Grandpa Roger sits on the couch listening as the sounds of our family fill our home. Laughter from the boys, giggling from my girls — happy sounds bouncing from wall to wall. He looks content. Peaceful. Happy to be here.
I’m scurrying around the kitchen desperately trying to get the last bits of dinner ready. The grill is smoking — I’m sure I burnt something — and the potatoes are ready to be mashed and mixed with bits of dill, butter, and salt. I need to get the plates, and find some cups, and put ice in the big bowl. And Samuel is pulling at my legs. Too much to do, and as the saying goes, too little time.
Grandma Penny and Elijah are nestled together reading a book about Mater from Cars. Elijah thinks it is so silly when Grandma talks in her low voice for Mater. His little feet wiggle with excitement, and his head rests ever so slightly on Grandma’s arm. It’s a beautiful sight — generations together.
I’m sure it’s burnt. I can’t even find my shoes to get onto the deck to grab the meat. Then I see Brennan swinging away, without a coat, in the snow and my slip-on shoes resting on the wet, slushy ground. My only option is to try to scurry and find shoes, get Brennan to come quickly back with mine, or walk with socks onto a March-thawing covered deck of snow. The grill wins. I see the smoke now.
Afternoon light trickles through the floral curtains illuminating the new daffodils I picked up at Trader Joe’s today. Daffodils for $1.69 a bunch. Worth every cent for the breath of spring they bring into my home. Caleb runs over and takes a big sniff — and I see him dreaming of spring — of running outside and parks and green. He’s just content to be. In the moment. Sitting at the table with yellow opening daffodils and the prospect of dinner coming.

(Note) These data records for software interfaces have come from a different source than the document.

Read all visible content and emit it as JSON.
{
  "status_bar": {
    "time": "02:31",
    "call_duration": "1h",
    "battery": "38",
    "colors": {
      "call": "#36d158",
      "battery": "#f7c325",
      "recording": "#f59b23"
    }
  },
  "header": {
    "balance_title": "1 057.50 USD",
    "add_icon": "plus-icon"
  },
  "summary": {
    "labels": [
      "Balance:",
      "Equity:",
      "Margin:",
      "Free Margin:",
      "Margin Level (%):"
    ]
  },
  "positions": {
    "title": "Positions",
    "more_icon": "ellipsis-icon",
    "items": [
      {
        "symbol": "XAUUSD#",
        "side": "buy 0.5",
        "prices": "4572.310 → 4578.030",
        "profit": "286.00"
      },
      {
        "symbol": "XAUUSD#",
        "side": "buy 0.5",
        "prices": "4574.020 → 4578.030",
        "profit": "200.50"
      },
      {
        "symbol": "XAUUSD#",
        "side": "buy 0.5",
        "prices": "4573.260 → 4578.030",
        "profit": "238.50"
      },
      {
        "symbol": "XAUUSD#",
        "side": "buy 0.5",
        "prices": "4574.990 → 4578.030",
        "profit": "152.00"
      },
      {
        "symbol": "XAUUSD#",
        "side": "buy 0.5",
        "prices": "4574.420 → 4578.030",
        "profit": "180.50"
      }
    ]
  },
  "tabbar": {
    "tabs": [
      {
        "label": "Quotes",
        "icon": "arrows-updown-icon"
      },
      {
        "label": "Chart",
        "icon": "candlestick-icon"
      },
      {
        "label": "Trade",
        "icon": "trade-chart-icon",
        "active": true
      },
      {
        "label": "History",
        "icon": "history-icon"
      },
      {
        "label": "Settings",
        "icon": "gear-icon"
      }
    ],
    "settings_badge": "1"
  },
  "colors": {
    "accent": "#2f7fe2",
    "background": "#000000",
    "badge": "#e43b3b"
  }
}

Well, it’s done. I’ve scraped off the burnt part, mashed the potatoes, and pulled out the thinly sliced marinated cucumber salad that I made earlier. I start calling for everyone to come and eat. As their plates begin to weigh down with dinner I turn and start to clean. Scraping remnants of meat off the pan, scrubbing dishes, loading bowls, wiping the stove — working. Away from family.
The conversations bounce around the table. “Grandpa, did you see?” and “Grandma, did you hear?” and “Aunt Lolly, will you play with us?” Faces smeared with barbeque sauce look eagerly at those they love, their guests, unaware that they even have remnants of dinner on their cheeks. They’re just being. Laughing. Enjoying.
I stop. I put the scrubber down. I don’t care that the food might stick. I grab the last plate, my plate, off of the island and start to dish up the food that I prepared. My plate gets heavy with blessed goodness. Slowly I walk through the afternoon sun streaming in the window and sit down next to my yellow daffodils, inbetween Chloe and Gracie. I sit. And listen. And laugh. And look at my family gathered around. And become grateful for this moment, this sacred time of being a family. Of togetherness.
We scrawl pictures on our papers and pass them around to each other eager to see what the next person would write. The boys are outside running through the snow piles, and Samuel and Elijah are once again resting on the couch between Daddy and Grandpa. I turn to write my caption. As my pen scratches words on the paper I pause and look around. I don’t see work today. I see family. And love. And my heart is grateful. Grateful that I chose to rest and laugh. And just be.